Start of Supplied data

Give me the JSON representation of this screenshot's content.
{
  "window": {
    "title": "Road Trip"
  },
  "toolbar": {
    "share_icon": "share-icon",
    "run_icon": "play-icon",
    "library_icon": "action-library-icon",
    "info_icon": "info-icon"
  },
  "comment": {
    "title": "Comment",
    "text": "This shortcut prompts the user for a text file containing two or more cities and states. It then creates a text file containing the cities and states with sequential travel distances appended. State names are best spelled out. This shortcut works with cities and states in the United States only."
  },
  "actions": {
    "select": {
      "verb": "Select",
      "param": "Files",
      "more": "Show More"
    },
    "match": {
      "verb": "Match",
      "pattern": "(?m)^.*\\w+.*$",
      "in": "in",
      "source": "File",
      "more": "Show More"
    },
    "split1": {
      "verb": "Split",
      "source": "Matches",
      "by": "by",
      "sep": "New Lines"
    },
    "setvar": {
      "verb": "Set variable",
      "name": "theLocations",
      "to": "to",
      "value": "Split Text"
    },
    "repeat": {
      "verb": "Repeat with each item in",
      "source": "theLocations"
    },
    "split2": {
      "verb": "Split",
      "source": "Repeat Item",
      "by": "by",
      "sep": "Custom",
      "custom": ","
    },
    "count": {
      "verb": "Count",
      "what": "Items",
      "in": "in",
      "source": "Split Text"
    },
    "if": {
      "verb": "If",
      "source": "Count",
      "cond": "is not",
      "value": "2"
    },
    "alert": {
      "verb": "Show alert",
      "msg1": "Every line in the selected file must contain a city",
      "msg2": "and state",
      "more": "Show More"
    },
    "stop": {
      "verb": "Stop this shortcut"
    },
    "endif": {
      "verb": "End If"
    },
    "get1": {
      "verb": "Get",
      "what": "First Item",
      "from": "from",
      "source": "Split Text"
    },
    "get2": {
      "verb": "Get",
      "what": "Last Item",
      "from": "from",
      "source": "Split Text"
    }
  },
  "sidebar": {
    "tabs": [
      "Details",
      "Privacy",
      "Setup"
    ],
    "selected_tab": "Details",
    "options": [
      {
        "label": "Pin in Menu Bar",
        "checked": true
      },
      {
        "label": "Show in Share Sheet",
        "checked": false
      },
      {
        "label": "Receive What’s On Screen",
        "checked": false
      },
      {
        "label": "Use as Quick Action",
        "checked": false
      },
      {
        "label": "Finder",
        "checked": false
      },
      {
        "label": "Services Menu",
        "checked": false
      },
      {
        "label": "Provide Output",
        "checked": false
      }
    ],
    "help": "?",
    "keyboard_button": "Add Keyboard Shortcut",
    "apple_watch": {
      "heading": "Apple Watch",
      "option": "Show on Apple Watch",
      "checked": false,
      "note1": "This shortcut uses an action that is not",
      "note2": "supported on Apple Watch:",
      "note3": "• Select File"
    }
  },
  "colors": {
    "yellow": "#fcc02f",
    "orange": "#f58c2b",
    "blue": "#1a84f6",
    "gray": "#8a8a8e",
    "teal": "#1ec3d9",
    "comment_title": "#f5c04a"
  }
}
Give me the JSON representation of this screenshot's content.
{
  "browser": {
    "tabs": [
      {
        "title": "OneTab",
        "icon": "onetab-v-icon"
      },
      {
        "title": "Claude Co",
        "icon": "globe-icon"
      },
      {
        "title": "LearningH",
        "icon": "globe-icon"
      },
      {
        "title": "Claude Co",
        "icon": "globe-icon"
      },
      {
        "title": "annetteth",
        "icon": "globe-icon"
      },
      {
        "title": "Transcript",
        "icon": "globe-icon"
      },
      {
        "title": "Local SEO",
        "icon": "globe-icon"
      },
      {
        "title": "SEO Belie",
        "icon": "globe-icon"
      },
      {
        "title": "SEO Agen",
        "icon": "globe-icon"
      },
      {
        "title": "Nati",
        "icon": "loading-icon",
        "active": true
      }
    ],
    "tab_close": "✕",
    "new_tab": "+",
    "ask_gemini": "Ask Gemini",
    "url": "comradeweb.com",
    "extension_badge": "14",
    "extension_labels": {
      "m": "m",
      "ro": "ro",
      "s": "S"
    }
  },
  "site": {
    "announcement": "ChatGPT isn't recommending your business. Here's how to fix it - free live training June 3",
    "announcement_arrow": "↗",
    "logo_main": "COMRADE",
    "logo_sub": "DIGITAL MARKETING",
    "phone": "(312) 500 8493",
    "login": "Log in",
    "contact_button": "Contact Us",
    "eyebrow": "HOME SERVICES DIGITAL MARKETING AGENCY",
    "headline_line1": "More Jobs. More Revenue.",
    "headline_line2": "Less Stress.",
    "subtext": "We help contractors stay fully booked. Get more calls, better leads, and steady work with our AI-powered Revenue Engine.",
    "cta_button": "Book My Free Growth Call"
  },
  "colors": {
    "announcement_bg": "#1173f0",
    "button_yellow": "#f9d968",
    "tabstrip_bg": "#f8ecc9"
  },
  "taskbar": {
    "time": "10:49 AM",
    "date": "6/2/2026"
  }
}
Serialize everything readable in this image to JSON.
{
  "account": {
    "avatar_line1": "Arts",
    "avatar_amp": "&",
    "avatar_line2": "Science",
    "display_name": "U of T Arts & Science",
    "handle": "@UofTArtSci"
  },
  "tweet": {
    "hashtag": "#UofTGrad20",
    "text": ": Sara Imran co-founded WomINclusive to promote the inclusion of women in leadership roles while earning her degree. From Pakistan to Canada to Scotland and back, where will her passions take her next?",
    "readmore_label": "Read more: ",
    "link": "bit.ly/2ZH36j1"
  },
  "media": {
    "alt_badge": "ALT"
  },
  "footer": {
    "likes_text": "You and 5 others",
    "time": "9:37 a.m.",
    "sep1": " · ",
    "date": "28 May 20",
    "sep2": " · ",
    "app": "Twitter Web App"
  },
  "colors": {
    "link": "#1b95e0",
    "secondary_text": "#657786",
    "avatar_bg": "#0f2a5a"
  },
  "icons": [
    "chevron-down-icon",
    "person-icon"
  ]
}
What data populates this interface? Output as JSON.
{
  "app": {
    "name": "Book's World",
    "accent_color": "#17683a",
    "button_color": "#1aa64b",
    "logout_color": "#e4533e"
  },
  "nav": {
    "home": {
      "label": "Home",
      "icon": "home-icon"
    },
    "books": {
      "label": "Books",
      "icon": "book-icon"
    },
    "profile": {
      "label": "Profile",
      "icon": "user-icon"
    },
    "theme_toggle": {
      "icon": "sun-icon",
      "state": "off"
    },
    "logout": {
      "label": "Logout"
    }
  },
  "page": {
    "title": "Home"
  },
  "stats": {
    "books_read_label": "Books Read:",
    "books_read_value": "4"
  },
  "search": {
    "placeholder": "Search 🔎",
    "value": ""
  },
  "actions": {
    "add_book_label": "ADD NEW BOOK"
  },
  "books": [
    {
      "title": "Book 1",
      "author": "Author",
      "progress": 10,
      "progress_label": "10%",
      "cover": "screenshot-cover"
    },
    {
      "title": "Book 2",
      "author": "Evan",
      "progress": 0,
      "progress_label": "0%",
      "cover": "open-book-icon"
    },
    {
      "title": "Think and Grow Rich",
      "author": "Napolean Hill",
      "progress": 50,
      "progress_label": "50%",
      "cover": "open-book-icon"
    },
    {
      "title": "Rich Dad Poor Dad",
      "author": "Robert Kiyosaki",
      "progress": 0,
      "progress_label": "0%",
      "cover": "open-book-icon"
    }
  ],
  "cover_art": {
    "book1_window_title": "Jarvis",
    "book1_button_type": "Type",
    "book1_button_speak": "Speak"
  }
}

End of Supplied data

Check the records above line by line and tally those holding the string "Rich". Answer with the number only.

- _Answer for this exercise_
2